A recent (September 2016) Energy and Climate Change Select Committee report argued that the UK is currently not on track to meet its overall target, and estimated that the country is less than half way towards meeting the 12% heat goal. The amount of renewable fuel in the transport fuel has been capped at 4.75%.
In a stock take on the bloc’s climate targets, due to be published on today (1 February), the European Commission saw renewables accounting for 16.4 percent of overall consumption in 2015.
The Commission said EU nations will have to redouble efforts to meet steeper targets in coming years and were struggling to reduce emissions in the transport sector.
Looking To China
Fearing President Donald Trump will pull the United States out of a global pact to cut emissions, EU officials hope leadership in renewables will help forge ties with China to keep pushing diplomatic efforts to fight climate change.
“Despite the current geopolitical uncertainties … Europe will move ahead with the clean energy transition, and will look to China and many others players to push forward,” Climate and Energy Commissioner Miguel Arias Canete told Reuters.
Commenting on the announcement, Dr Nina Skorupska CBE, Chief Executive of the Renewable Energy Association said: “This is a wake-up call to our Government, which for the past two years has introduced policy changes that have slowed deployment of renewables in the heat, transport, and power sectors.
“Our progress towards these targets to date has helped create a multibillion pound industry that in 2014 to 2015 employed nearly 117,000 in the UK.
“While it appears that UK is on track to meet our power targets, we are seriously falling behind in the heat and transport sectors. The Government should take immediate steps to remove the roadblocks to further renewable energy deployment.”
“The Department for Transport should accelerate the timing of the 9.75% of renewables in the fuel mix. Increasing the cap on crops in the production of biofuels, including grasses that help replenish soil health, would make this more achievable.
“In heat, the Government’s recent reform of the Renewable Heat Incentive has stilted the growth of much of the biomass sector.
“Further renewable electricity deployment can help ease the burden on the heat and transport sectors. This can be quickly and cheaply done by re-allowing solar PV and onshore wind to compete in government auctions, and allowing for the further conversion of old coal stations to run on biomass is another affordable, sustainable, and rapid option.
“Maintaining renewables deployment isn’t just about meeting targets. This is about building new industry and positioning Britain as an industrial leader in the 21st century.”
Environmental Standards On UK Post-Brexit
In related news, a leaked report seen by The Guardian suggests MEPs are considering forcing the UK to abide by key green laws under any Brexit deal, according to reports.
The paper suggests the European Parliament would vote against any Brexit deal that would allow Britain to weaken its commitments to cutting pollution or protecting wildlife after it leaves the union, arguing such a deal would threaten the wider European environment.

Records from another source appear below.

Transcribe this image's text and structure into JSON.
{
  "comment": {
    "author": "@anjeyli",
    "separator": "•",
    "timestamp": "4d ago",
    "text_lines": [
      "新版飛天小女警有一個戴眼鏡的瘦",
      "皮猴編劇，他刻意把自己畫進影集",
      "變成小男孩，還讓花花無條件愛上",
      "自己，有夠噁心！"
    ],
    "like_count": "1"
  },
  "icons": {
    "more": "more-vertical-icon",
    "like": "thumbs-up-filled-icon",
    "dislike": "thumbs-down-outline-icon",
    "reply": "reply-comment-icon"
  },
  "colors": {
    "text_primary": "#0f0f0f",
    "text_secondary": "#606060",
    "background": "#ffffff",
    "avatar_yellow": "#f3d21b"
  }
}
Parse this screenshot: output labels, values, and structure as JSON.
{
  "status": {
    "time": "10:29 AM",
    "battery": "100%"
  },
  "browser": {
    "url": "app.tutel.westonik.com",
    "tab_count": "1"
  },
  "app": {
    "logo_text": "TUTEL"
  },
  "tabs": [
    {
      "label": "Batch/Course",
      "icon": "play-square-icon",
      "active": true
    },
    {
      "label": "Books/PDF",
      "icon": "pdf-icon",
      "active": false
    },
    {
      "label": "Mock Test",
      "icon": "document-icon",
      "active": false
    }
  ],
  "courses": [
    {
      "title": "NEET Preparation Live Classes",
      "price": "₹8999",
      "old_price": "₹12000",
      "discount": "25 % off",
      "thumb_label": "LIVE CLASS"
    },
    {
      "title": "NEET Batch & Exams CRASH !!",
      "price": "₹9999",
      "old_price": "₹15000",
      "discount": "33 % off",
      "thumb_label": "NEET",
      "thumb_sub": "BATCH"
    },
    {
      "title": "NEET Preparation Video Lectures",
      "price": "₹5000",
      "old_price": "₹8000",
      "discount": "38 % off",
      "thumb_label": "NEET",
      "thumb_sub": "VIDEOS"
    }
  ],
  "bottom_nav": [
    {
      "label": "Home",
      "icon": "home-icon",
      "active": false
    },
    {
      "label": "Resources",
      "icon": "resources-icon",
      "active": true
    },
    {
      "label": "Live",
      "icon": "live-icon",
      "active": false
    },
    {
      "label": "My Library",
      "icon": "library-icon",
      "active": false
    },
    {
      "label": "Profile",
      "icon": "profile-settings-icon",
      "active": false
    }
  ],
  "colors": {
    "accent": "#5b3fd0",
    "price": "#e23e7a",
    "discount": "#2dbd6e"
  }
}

Under the MEPs’ proposals, Britain could still be subject to a pan-European court that would hold it to account over key green regulations alongside its other commitments under any deal.